- Decreases leptin levels â€“ Leptin is one of many energy regulating hormones. More importantly, itâ€™s a â€śhungerâ€ť hormone that tells you whether to eat or not. High leptin levels signal that itâ€™s OK to stop eating, while low leptin levels are a signal to eat more energy. Because of this, Leptin levels decrease in calorie restricted environments .
- Decreases energy levels â€“ There are many physical actions your body takes when youâ€™re not eating enough calories, but there are also some mental ones. Neurotransmitter production is limited, which can lead to a lack of motivation. Itâ€™s your bodyâ€™s way of telling you to â€śslow downâ€ť â€“ conserve your energy.
So its one of those days again, you know the ones? You hit that snooze button way to many times and you are late and not ready to hit the gym. Instead of cancelling that gym session do these 4Â body weight exercisesâ€”namely squats, planks, chair dips and push-ups.Â These four moves give you a full-body toning and strength session in just a few minutes.
To sneak in one set of all of these exercises would only take you about 5 minutes. To build muscle and burn calories, try to do Â three 5-minute mini workouts with these moves in one day. All in all, youâ€™re only working out for 15 minutes.
Start with 1 set of 8 to 15 reps of each move and gradually build to 2 or 3 sets (if your a newbie to the exercise routine ).
- Chair Dips –Â Great for toning your triceps and core
- Push-ups –Â Great for toning your chest, shoulders, triceps, back, hips, and abs

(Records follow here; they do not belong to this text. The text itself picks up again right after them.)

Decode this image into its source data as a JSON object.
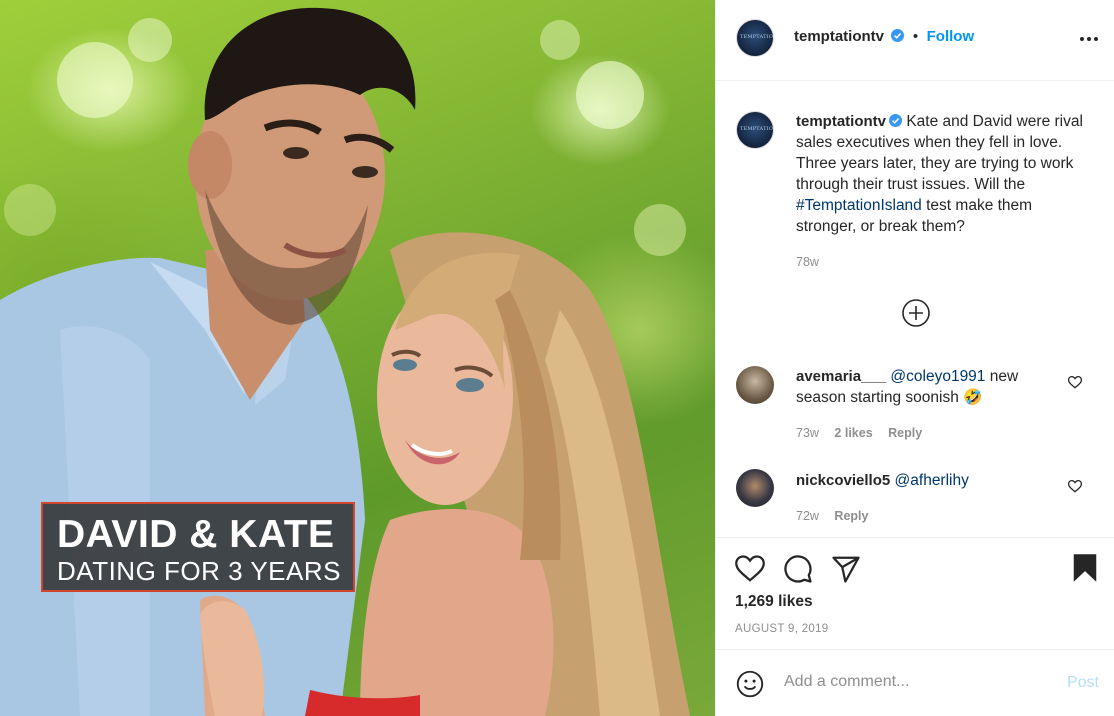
{
  "photo": {
    "overlay_title": "DAVID & KATE",
    "overlay_subtitle": "DATING FOR 3 YEARS"
  },
  "header": {
    "username": "temptationtv",
    "separator": "•",
    "follow_label": "Follow",
    "avatar_text": "TEMPTATION"
  },
  "caption": {
    "username": "temptationtv",
    "text_before": "Kate and David were rival sales executives when they fell in love. Three years later, they are trying to work through their trust issues. Will the ",
    "hashtag": "#TemptationIsland",
    "text_after": " test make them stronger, or break them?",
    "time": "78w"
  },
  "comments": [
    {
      "username": "avemaria___",
      "mention": "@coleyo1991",
      "text": " new season starting soonish 🤣",
      "time": "73w",
      "likes": "2 likes",
      "reply": "Reply"
    },
    {
      "username": "nickcoviello5",
      "mention": "@afherlihy",
      "text": "",
      "time": "72w",
      "reply": "Reply"
    }
  ],
  "actions": {
    "likes": "1,269 likes",
    "date": "AUGUST 9, 2019"
  },
  "comment_box": {
    "placeholder": "Add a comment...",
    "post_label": "Post"
  },
  "colors": {
    "accent": "#0095f6",
    "link": "#00376b",
    "muted": "#8e8e8e",
    "post_disabled": "#b2dffc",
    "overlay_border": "#d0452b"
  },
  "icons": [
    "verified-badge-icon",
    "more-options-icon",
    "load-more-icon",
    "heart-icon",
    "comment-icon",
    "share-icon",
    "bookmark-icon",
    "emoji-icon"
  ]
}
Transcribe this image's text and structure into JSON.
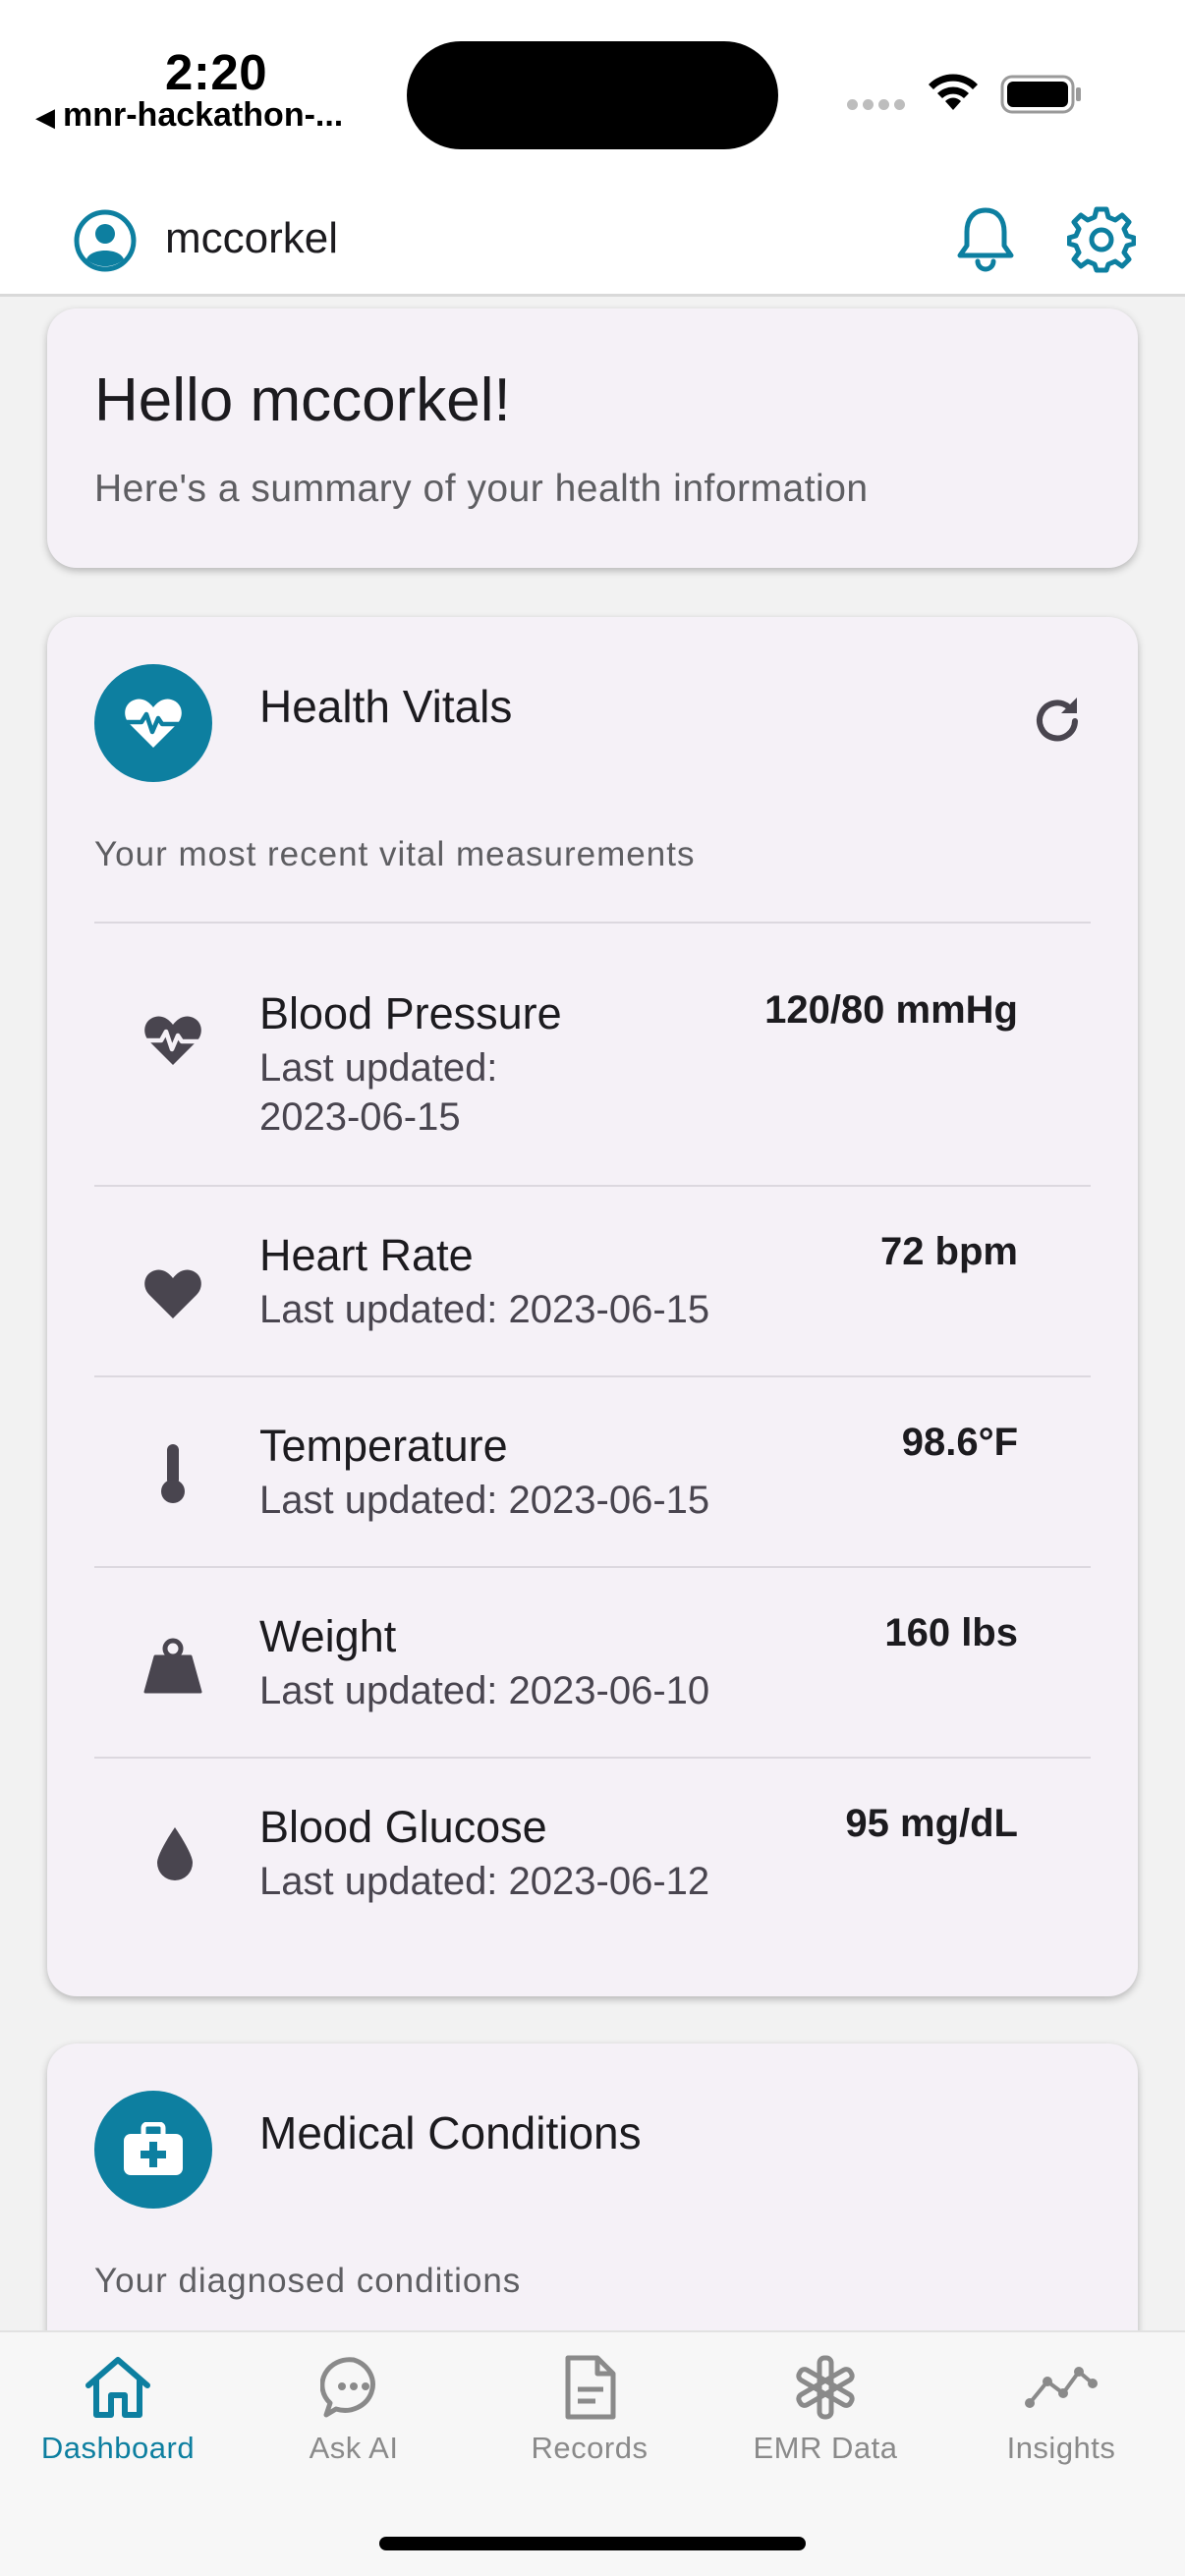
{
  "status_bar": {
    "time": "2:20",
    "back_app": "mnr-hackathon-..."
  },
  "header": {
    "username": "mccorkel"
  },
  "greeting": {
    "title": "Hello mccorkel!",
    "subtitle": "Here's a summary of your health information"
  },
  "vitals": {
    "title": "Health Vitals",
    "subtitle": "Your most recent vital measurements",
    "items": [
      {
        "name": "Blood Pressure",
        "updated_line1": "Last updated:",
        "updated_line2": "2023-06-15",
        "value": "120/80 mmHg",
        "icon": "heart-pulse-icon"
      },
      {
        "name": "Heart Rate",
        "updated": "Last updated: 2023-06-15",
        "value": "72 bpm",
        "icon": "heart-icon"
      },
      {
        "name": "Temperature",
        "updated": "Last updated: 2023-06-15",
        "value": "98.6°F",
        "icon": "thermometer-icon"
      },
      {
        "name": "Weight",
        "updated": "Last updated: 2023-06-10",
        "value": "160 lbs",
        "icon": "weight-icon"
      },
      {
        "name": "Blood Glucose",
        "updated": "Last updated: 2023-06-12",
        "value": "95 mg/dL",
        "icon": "drop-icon"
      }
    ]
  },
  "conditions": {
    "title": "Medical Conditions",
    "subtitle": "Your diagnosed conditions"
  },
  "nav": {
    "items": [
      {
        "label": "Dashboard",
        "icon": "home-icon",
        "active": true
      },
      {
        "label": "Ask AI",
        "icon": "chat-icon",
        "active": false
      },
      {
        "label": "Records",
        "icon": "document-icon",
        "active": false
      },
      {
        "label": "EMR Data",
        "icon": "asterisk-icon",
        "active": false
      },
      {
        "label": "Insights",
        "icon": "trend-icon",
        "active": false
      }
    ]
  },
  "colors": {
    "accent": "#0d7fa0",
    "card_bg": "#f5f1f7",
    "page_bg": "#f2f2f2",
    "inactive_nav": "#8a8a8a"
  }
}
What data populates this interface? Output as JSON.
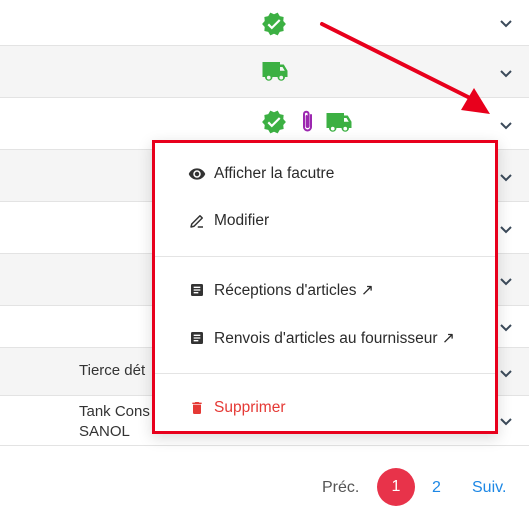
{
  "table": {
    "rows": [
      {
        "icons": [
          "verified-badge-icon"
        ]
      },
      {
        "icons": [
          "truck-icon"
        ]
      },
      {
        "icons": [
          "verified-badge-icon",
          "paperclip-icon",
          "truck-icon"
        ]
      },
      {
        "icons": []
      },
      {
        "icons": []
      },
      {
        "icons": []
      },
      {
        "icons": []
      },
      {
        "text": "Tierce dét"
      },
      {
        "text": "Tank Cons\nSANOL"
      }
    ]
  },
  "menu": {
    "items": [
      {
        "label": "Afficher la facutre",
        "icon": "eye-icon"
      },
      {
        "label": "Modifier",
        "icon": "edit-pen-icon"
      },
      {
        "label": "Réceptions d'articles ↗",
        "icon": "document-icon"
      },
      {
        "label": "Renvois d'articles au fournisseur ↗",
        "icon": "document-icon"
      },
      {
        "label": "Supprimer",
        "icon": "trash-icon"
      }
    ]
  },
  "pagination": {
    "prev": "Préc.",
    "current": "1",
    "page2": "2",
    "next": "Suiv."
  },
  "colors": {
    "green": "#3cb043",
    "purple": "#9c27b0",
    "red": "#e8001c",
    "pager_active": "#e8334a",
    "link_blue": "#1e88e5"
  }
}
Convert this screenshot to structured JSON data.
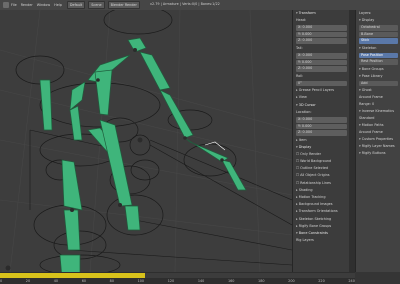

- Squats –Â Great for toning your glutes, hamstrings and quads
- Plank –Â Great for toning your abs, back, chest, forearms and shoulders